Across all entries below, how many lines include "image"? Only the number, please.

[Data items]
+-------+

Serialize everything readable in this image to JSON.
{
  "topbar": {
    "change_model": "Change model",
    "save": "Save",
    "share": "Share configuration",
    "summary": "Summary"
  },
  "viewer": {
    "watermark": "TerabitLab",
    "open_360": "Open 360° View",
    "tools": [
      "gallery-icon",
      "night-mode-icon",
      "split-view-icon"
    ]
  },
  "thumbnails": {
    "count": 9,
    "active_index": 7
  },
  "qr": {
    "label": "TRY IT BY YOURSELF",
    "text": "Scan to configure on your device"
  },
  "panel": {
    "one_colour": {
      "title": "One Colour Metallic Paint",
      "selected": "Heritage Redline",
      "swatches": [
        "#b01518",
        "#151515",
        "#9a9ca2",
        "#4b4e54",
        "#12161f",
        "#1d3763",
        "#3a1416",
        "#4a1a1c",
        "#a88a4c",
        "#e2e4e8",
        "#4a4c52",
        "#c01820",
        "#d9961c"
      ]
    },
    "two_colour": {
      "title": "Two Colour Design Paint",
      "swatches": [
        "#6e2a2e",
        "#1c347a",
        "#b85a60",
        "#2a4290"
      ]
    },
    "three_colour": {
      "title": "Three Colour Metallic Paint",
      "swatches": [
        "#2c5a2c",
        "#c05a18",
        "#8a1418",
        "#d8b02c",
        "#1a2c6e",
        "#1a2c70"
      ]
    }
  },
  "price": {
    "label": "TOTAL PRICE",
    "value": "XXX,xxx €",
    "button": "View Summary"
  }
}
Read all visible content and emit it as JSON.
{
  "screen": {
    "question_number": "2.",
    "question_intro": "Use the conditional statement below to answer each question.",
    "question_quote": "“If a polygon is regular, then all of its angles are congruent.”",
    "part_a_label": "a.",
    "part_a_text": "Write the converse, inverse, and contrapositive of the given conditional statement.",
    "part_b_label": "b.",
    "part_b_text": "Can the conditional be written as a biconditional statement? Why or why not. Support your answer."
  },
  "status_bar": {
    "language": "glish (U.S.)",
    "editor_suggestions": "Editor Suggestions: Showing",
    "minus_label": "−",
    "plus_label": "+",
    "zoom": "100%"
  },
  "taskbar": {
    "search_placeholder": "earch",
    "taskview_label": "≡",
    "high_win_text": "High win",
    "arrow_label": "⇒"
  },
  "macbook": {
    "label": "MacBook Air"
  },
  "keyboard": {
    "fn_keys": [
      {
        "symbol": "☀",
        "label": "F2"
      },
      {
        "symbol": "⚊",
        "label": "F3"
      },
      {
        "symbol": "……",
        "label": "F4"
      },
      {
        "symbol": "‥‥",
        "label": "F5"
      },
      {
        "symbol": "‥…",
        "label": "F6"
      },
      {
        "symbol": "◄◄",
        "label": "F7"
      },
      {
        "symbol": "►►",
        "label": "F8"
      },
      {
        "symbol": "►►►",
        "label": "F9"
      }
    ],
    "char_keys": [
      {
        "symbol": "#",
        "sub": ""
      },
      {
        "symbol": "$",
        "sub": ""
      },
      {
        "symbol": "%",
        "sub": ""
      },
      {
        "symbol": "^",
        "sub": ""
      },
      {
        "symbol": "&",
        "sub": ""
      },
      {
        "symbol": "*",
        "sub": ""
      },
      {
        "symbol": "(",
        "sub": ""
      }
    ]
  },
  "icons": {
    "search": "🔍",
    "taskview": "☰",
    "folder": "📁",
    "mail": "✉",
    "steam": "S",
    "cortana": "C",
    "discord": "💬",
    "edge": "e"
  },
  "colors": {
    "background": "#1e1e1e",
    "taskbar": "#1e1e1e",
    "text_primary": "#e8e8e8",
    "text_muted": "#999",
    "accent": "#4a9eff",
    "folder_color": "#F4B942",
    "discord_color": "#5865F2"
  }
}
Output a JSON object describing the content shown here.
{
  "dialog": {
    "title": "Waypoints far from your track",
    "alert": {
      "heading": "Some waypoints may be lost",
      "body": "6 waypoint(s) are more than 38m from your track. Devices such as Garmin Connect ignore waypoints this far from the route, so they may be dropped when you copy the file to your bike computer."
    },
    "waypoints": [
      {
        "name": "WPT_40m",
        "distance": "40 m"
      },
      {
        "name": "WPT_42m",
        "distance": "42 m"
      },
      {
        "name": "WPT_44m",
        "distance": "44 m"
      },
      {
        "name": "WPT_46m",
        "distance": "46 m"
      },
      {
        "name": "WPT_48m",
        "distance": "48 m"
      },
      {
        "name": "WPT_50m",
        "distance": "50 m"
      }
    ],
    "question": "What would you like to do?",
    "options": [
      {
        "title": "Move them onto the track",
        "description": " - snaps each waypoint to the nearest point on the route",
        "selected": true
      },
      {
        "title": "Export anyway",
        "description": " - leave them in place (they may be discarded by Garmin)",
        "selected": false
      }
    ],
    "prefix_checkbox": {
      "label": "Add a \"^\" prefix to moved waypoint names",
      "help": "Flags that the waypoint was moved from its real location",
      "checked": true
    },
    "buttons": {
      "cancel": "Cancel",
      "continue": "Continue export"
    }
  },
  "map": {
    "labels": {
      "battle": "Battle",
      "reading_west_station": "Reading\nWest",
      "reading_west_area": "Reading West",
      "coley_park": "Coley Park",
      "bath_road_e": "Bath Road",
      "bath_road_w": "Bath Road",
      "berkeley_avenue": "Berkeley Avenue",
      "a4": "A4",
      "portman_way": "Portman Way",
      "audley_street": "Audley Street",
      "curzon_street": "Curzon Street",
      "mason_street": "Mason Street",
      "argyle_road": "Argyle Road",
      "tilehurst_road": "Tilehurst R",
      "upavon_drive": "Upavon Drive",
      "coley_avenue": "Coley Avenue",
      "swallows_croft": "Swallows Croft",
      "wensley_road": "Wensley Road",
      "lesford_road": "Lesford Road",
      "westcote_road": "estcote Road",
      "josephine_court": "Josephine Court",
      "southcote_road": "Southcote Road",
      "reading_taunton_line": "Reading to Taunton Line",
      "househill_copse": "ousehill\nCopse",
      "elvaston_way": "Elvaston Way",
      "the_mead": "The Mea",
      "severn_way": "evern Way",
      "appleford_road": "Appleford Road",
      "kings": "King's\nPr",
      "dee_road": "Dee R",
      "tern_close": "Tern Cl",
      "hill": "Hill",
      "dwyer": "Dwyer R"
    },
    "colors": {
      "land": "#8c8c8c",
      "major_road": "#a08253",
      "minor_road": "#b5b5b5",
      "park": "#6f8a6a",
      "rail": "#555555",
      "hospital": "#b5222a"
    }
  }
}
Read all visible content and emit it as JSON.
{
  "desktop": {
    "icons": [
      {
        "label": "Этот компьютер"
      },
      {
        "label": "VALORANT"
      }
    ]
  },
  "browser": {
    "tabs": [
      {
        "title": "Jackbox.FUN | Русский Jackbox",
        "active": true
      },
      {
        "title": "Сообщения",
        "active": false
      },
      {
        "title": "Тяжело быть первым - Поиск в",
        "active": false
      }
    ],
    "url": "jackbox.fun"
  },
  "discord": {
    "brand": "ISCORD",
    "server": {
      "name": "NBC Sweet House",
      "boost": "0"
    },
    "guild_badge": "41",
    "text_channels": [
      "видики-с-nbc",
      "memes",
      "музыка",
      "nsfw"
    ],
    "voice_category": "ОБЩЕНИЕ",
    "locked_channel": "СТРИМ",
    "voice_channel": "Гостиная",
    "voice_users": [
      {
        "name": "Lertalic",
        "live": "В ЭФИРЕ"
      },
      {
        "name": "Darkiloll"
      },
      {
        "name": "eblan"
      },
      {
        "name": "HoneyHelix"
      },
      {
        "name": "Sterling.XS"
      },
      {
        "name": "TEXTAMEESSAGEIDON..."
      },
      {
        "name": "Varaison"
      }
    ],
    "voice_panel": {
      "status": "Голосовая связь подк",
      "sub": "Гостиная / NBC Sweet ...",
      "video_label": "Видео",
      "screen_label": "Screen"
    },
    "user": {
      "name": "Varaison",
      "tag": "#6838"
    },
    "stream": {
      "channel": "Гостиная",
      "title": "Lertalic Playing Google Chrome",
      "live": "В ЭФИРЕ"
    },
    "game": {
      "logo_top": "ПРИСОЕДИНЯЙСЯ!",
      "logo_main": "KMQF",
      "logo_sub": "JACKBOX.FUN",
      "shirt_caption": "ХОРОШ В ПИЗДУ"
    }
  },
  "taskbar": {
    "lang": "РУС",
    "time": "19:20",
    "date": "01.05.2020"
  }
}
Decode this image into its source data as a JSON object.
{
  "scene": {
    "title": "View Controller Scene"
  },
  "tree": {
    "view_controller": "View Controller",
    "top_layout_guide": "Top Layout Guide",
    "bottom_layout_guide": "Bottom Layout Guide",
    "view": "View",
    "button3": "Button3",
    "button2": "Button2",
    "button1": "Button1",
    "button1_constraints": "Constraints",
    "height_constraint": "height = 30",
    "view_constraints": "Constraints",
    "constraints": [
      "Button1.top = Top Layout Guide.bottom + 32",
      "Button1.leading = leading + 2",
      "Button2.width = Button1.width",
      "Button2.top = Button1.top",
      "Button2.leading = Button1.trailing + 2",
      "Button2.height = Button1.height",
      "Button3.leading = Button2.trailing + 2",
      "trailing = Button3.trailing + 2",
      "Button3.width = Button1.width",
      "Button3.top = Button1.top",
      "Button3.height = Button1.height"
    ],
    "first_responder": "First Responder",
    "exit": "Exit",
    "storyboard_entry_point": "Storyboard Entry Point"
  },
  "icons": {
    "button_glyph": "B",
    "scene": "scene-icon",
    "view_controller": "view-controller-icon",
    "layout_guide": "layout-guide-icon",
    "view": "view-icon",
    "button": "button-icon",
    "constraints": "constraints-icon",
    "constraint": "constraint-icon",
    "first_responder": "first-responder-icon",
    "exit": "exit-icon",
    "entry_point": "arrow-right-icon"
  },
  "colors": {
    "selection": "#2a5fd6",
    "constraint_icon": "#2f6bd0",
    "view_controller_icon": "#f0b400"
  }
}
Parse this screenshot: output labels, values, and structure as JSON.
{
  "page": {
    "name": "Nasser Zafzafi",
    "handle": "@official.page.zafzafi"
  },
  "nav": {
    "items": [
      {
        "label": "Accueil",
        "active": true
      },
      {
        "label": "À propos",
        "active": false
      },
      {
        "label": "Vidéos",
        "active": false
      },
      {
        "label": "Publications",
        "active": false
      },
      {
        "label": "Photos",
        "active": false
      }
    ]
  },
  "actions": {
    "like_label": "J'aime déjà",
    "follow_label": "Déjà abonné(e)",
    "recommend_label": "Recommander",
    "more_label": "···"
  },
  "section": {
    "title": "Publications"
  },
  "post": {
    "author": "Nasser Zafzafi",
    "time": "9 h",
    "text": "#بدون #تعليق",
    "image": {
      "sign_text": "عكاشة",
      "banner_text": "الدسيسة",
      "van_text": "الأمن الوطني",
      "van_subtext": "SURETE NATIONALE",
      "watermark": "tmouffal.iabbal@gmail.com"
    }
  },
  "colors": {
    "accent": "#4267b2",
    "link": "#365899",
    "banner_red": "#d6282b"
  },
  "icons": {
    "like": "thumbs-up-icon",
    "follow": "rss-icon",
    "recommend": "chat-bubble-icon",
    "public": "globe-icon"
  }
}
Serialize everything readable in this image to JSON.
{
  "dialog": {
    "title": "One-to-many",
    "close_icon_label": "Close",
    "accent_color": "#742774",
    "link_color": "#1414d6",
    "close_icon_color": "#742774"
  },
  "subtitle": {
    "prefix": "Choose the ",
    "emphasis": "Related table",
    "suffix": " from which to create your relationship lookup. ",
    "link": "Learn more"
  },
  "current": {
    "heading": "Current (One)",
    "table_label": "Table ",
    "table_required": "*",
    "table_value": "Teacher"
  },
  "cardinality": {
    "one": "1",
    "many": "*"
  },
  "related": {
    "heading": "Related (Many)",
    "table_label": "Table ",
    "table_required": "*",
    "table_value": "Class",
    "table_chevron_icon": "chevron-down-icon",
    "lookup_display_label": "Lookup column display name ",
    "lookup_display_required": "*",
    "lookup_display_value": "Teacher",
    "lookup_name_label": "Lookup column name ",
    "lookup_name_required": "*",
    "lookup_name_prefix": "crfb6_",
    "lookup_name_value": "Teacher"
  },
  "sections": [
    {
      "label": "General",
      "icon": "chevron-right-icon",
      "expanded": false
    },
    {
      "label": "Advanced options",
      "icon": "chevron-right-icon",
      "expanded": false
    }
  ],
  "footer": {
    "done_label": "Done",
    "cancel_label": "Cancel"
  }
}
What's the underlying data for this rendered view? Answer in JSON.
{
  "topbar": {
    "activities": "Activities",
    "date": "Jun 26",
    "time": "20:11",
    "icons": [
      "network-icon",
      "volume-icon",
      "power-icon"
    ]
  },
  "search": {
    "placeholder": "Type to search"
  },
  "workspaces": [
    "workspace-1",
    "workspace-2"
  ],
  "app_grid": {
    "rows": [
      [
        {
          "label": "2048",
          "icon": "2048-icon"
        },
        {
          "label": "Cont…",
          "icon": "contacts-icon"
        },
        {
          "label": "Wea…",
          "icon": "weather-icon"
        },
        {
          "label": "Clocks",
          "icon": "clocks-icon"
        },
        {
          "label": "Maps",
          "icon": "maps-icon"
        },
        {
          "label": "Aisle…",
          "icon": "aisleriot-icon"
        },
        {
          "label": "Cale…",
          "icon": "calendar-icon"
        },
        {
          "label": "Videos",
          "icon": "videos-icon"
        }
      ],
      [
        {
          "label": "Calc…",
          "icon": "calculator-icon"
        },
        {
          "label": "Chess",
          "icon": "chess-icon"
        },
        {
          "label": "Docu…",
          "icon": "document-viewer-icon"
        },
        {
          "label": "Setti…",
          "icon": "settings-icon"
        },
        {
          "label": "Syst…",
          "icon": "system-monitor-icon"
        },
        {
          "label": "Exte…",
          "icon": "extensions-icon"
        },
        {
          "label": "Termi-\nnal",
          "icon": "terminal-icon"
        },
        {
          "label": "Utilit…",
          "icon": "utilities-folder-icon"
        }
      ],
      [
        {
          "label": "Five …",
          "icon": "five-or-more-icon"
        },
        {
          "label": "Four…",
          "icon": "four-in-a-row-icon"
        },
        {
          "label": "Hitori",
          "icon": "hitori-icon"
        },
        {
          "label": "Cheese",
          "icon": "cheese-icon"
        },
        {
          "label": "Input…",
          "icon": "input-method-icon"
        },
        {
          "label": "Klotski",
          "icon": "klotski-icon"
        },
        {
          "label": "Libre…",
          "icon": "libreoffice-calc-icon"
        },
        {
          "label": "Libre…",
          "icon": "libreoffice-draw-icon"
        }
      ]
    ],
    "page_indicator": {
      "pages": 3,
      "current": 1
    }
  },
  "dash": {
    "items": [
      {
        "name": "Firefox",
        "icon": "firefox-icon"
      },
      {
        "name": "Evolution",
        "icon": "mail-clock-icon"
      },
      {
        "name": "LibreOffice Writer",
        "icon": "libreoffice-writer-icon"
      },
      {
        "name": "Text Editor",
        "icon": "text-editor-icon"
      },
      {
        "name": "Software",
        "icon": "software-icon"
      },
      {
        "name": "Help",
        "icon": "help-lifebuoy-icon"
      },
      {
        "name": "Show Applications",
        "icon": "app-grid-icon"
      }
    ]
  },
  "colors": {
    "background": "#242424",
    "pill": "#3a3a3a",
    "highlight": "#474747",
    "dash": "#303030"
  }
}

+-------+

Your response. 4